Conservation efforts from Maine to Florida have brought the striped bass back from near extinction, a commission said.
In declaring the fish recovered, the Atlantic States Marine Fisheries Commission cleared the way this week for relaxing catch restrictions that have protected the species since the early 1980s.
Striped bass, also known as rockfish, spawn primarily in the rivers of the upper Chesapeake Bay, though some reproduce in the Hudson and Delaware rivers and in North Carolina. Most from the bay migrate to the ocean and swim the Atlantic from Maine to North Carolina until they reach spawning age in three to six years.
The recovery, said Maryland Gov. William Donald Schaefer, "demonstrates that through strong management and coordinated action we can improve the health of the living resources in the Chesapeake Bay."
W. Peter Jensen, fisheries director for the Maryland Department of Natural Resources, said the recovery was a bit of a surprise.
"I don't think anybody anticipated we were going to achieve this great a success in this short a time," he said.
The declaration on striped bass came this week during a meeting of the 15-state compact in Washington. It affirms what skippers have suspected.
"They have been recovered for at least a year and probably longer," said Bruce Scheible, who runs a charter boat business in St. Mary's County, near the mouth of the Potomac River. "The other day down here, there was a school of 10- to 20-pound rockfish four miles long, just moving and feeding on the surface."
There were few of the fish left 10 years ago because of over-harvesting and a lack of concerted conservation by Atlantic Coast states. Maryland imposed a moratorium on striped bass in 1985. Other states imposed their own bans and catch limits.
Maryland lifted its moratorium in 1990 after a big spawn of young striped bass in the upper Chesapeake but imposed tight regulations. Last summer, Maryland biologists found newly spawned striped bass in the Chesapeake in numbers as great as in the 1960s and early 1970s.
Projections indicate that the population will continue to grow by 15% a year, even if fishing regulations are relaxed, Jensen said.
Some conservation efforts will continue, however. Recent studies found that the fish were even closer to disappearing than scientists thought when the bans were imposed.

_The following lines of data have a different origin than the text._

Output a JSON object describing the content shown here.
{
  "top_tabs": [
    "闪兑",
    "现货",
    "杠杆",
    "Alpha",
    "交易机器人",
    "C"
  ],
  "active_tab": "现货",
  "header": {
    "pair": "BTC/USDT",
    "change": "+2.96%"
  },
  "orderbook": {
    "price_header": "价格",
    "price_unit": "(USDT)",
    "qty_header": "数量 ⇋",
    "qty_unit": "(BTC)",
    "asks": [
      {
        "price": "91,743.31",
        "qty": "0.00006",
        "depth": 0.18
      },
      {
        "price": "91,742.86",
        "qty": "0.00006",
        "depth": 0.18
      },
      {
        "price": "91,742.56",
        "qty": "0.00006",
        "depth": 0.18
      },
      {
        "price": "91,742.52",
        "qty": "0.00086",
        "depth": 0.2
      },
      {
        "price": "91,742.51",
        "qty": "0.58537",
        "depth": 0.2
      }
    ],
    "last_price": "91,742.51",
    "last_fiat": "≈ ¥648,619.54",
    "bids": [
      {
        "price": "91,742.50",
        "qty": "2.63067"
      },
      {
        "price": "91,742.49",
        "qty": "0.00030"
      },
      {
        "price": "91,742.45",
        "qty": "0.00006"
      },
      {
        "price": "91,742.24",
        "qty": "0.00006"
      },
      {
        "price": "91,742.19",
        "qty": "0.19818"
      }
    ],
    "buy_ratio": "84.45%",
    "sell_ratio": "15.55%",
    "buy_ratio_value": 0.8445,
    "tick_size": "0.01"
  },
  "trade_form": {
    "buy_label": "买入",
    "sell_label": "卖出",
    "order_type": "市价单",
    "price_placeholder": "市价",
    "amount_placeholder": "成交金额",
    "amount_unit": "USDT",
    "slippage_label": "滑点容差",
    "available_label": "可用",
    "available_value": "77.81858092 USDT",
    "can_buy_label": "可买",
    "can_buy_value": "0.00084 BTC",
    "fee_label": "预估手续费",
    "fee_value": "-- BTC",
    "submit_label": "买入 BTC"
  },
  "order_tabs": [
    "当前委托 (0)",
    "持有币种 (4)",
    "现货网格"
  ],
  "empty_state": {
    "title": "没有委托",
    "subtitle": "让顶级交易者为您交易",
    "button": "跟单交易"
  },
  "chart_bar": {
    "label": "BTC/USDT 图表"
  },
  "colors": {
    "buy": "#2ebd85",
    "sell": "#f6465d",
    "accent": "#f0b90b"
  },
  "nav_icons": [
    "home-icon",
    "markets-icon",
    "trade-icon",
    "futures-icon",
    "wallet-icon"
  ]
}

"Fishing will still be tightly controlled," said Phil Coates, chairman of the commission's striped bass management board and director of marine fisheries for Massachusetts.